Weather Ready Quick Response Research

To advance NOAA’s social science data needs, WPO’s Social Science Program partnered with the National Hazard Center—with support from the National Science Foundation, and in collaboration with the National Weather Service and National Severe Storms Laboratory— to develop the Weather Ready Quick Response Research Initiative to support social science event-based data collection and publication. This…

Woman with umbrella crossing the street

There’s a Chance of What? Assessing Numeracy Skills of Forecasters, Partners, and Publics

This project examined how end -users, such as forecasters, emergency managers, and the American public interpret and comprehend probabilistic tropical cyclone information. Using a concept known as numeracy, or one’s ability to use and understand numerical information, this study, in combination with past research, suggests that probability information helps people make decisions in the face…
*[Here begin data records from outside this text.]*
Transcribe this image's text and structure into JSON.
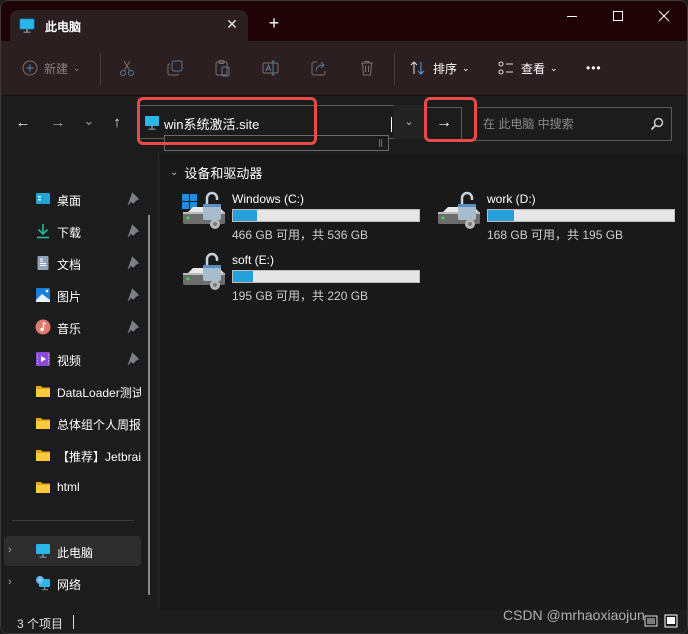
{
  "window": {
    "tab_title": "此电脑",
    "tab_icon": "this-pc-icon",
    "new_tab_symbol": "+",
    "close_tab_symbol": "✕"
  },
  "toolbar": {
    "new_label": "新建",
    "sort_label": "排序",
    "view_label": "查看",
    "more_symbol": "•••",
    "icons": [
      "new-icon",
      "cut-icon",
      "copy-icon",
      "paste-icon",
      "rename-icon",
      "share-icon",
      "delete-icon",
      "sort-icon",
      "view-icon",
      "more-icon"
    ]
  },
  "navigation": {
    "back_symbol": "←",
    "forward_symbol": "→",
    "recent_symbol": "⌄",
    "up_symbol": "↑",
    "address_value": "win系统激活.site",
    "dropdown_symbol": "⌄",
    "go_symbol": "→",
    "search_placeholder": "在 此电脑 中搜索"
  },
  "sidebar": {
    "quick_access": [
      {
        "label": "桌面",
        "icon": "desktop-icon",
        "pinned": true
      },
      {
        "label": "下载",
        "icon": "download-icon",
        "pinned": true
      },
      {
        "label": "文档",
        "icon": "documents-icon",
        "pinned": true
      },
      {
        "label": "图片",
        "icon": "pictures-icon",
        "pinned": true
      },
      {
        "label": "音乐",
        "icon": "music-icon",
        "pinned": true
      },
      {
        "label": "视频",
        "icon": "videos-icon",
        "pinned": true
      },
      {
        "label": "DataLoader测试",
        "icon": "folder-icon",
        "pinned": false
      },
      {
        "label": "总体组个人周报",
        "icon": "folder-icon",
        "pinned": false
      },
      {
        "label": "【推荐】Jetbrains",
        "icon": "folder-icon",
        "pinned": false
      },
      {
        "label": "html",
        "icon": "folder-icon",
        "pinned": false
      }
    ],
    "locations": [
      {
        "label": "此电脑",
        "icon": "this-pc-icon",
        "selected": true
      },
      {
        "label": "网络",
        "icon": "network-icon",
        "selected": false
      }
    ]
  },
  "main": {
    "group_title": "设备和驱动器",
    "drives": [
      {
        "name": "Windows (C:)",
        "info": "466 GB 可用，共 536 GB",
        "used_fraction": 0.13,
        "system": true
      },
      {
        "name": "work (D:)",
        "info": "168 GB 可用，共 195 GB",
        "used_fraction": 0.14,
        "system": false
      },
      {
        "name": "soft (E:)",
        "info": "195 GB 可用，共 220 GB",
        "used_fraction": 0.11,
        "system": false
      }
    ]
  },
  "status": {
    "item_count": "3 个项目"
  },
  "watermark": "CSDN @mrhaoxiaojun",
  "colors": {
    "accent": "#26a0da",
    "highlight": "#e84a4a",
    "titlebar": "#1f0205",
    "commandbar": "#2c1f21"
  }
}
Sunrise seen from above the mountains

WPO Launches New Social Science Hub

Over the last 15 years, NOAA has made great strides in integrating social and behavioral sciences in part through externally funded research projects. The goal of these efforts is to improve the communication of forecast products, assess the verbal and visual presentation of uncertainty, understand hazardous weather decision environments, and more. While much social and…

man looking at his phone while sitting outside
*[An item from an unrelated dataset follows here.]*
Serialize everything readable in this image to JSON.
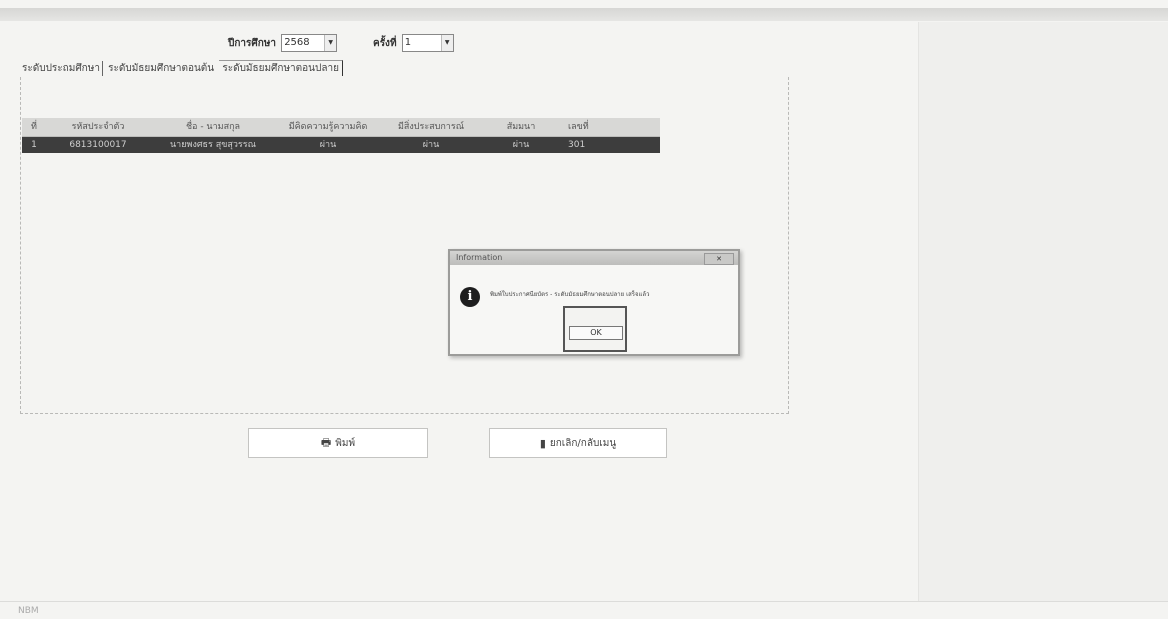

Wait, that forecast changed?

This project explored how various publics consume and process changing tropical cyclone information and forecasts over time. Most research to date has focused on obtaining social science data from people 2–4 weeks after a tropical cyclone has impacted an area. This study is unique and novel in that it created a social science methodology similar…

Satellite Image of Hurricane
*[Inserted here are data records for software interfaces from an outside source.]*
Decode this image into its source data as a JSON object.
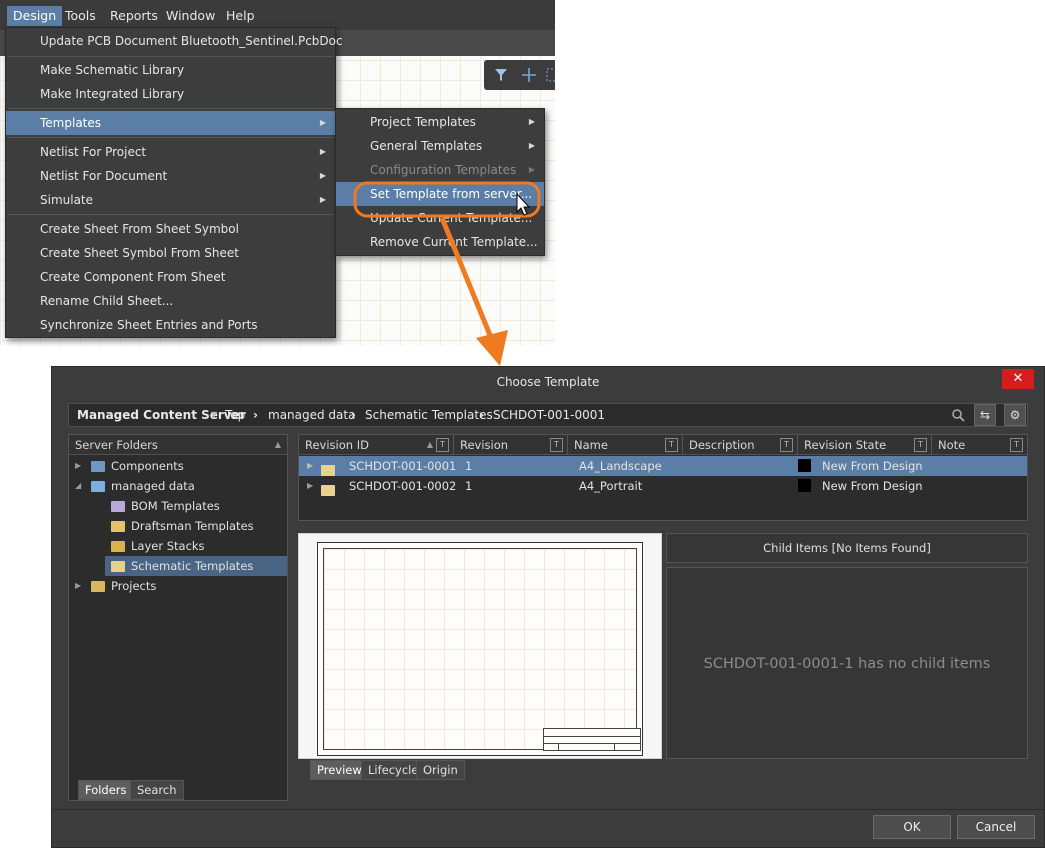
{
  "menubar": {
    "items": [
      "Design",
      "Tools",
      "Reports",
      "Window",
      "Help"
    ]
  },
  "design_menu": {
    "items": [
      {
        "label": "Update PCB Document Bluetooth_Sentinel.PcbDoc"
      },
      {
        "label": "Make Schematic Library"
      },
      {
        "label": "Make Integrated Library"
      },
      {
        "label": "Templates"
      },
      {
        "label": "Netlist For Project"
      },
      {
        "label": "Netlist For Document"
      },
      {
        "label": "Simulate"
      },
      {
        "label": "Create Sheet From Sheet Symbol"
      },
      {
        "label": "Create Sheet Symbol From Sheet"
      },
      {
        "label": "Create Component From Sheet"
      },
      {
        "label": "Rename Child Sheet..."
      },
      {
        "label": "Synchronize Sheet Entries and Ports"
      }
    ]
  },
  "templates_submenu": {
    "items": [
      {
        "label": "Project Templates"
      },
      {
        "label": "General Templates"
      },
      {
        "label": "Configuration Templates"
      },
      {
        "label": "Set Template from server..."
      },
      {
        "label": "Update Current Template..."
      },
      {
        "label": "Remove Current Template..."
      }
    ]
  },
  "dialog": {
    "title": "Choose Template",
    "close_glyph": "✕",
    "server": "Managed Content Server",
    "breadcrumb": [
      "Top",
      "managed data",
      "Schematic Templates",
      "SCHDOT-001-0001"
    ],
    "folders_panel": {
      "header": "Server Folders",
      "items": [
        {
          "label": "Components"
        },
        {
          "label": "managed data"
        },
        {
          "label": "BOM Templates"
        },
        {
          "label": "Draftsman Templates"
        },
        {
          "label": "Layer Stacks"
        },
        {
          "label": "Schematic Templates"
        },
        {
          "label": "Projects"
        }
      ],
      "tabs": [
        "Folders",
        "Search"
      ]
    },
    "table": {
      "columns": [
        "Revision ID",
        "Revision",
        "Name",
        "Description",
        "Revision State",
        "Note"
      ],
      "rows": [
        {
          "id": "SCHDOT-001-0001",
          "revision": "1",
          "name": "A4_Landscape",
          "description": "",
          "state": "New From Design",
          "note": ""
        },
        {
          "id": "SCHDOT-001-0002",
          "revision": "1",
          "name": "A4_Portrait",
          "description": "",
          "state": "New From Design",
          "note": ""
        }
      ]
    },
    "preview_tabs": [
      "Preview",
      "Lifecycle",
      "Origin"
    ],
    "child_items_header": "Child Items [No Items Found]",
    "child_items_message": "SCHDOT-001-0001-1 has no child items",
    "ok_label": "OK",
    "cancel_label": "Cancel"
  },
  "colors": {
    "highlight": "#5a7ea5",
    "callout": "#f07a1f",
    "close": "#d41e1e"
  }
}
NOAA is changing the way it talks about hurricanes

A day before Hurricane Laura made landfall, the National Hurricane Center issued a warning of “unsurvivable storm surge” in parts of Texas and Louisiana. It’s a phrase that quickly captured widespread attention. Many journalists, including at Wired, NPR, BBC, Mother Jones, Vox, and here at Popular Science, ran headlines amplifying this message. Senator Bernie Sanders repeated this language in a tweet. The National Hurricane…


National Academy releases OWAQ funded study

Report on Integrating Social and Behavioral Sciences within the Weather Enterprise Hot off the press! The National Academies of Sciences, Engineering and Medicine released their study titled, “Integrating Social and Behavioral Sciences within the Weather Enterprise.” The Office of Weather and Air Quality funded the study with additional support from the National Weather Service and…

Flooded road

New partnership between NSF and NOAA to help people respond appropriately to dangerous weather systems

In an effort to minimize the loss of life in future events, a new partnership between the National Science Foundation (NSF) and the National Oceanic and Atmospheric Administration (NOAA) aims to provide the necessary tools to ensure people respond appropriately to dangerous weather systems. A key part of this work involves understanding how people behave when hazards approach, so emergency services can improve the content and distribution of storm warnings and other communications.